EXERCISE PROMPT: What is needed is the number of lines in the data below that include "icon", stated by itself.

RECORDS SUPPLIED:

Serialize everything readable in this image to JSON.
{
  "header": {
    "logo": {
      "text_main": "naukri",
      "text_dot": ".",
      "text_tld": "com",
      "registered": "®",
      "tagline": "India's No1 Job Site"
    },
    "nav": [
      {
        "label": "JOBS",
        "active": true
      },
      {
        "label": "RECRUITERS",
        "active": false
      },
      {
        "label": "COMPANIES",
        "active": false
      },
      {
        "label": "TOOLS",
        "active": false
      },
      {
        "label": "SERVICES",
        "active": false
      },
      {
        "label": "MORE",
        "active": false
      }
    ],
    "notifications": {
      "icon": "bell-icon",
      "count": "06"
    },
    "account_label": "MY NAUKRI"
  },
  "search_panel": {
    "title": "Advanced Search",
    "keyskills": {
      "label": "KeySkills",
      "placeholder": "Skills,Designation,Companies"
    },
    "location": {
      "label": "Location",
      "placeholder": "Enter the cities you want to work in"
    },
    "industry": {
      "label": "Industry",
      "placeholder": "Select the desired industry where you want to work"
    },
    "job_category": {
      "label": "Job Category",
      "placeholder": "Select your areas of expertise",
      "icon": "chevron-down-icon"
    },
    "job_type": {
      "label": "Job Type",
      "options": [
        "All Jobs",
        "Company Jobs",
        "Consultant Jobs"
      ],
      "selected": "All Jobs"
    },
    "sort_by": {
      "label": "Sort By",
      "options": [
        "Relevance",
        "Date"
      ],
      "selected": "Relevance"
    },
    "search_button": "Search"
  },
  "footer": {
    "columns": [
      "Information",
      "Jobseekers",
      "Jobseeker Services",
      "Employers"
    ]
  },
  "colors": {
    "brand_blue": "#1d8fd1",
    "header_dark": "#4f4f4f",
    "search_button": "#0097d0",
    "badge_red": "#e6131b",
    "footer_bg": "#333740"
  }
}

EXERCISE RESPONSE: 2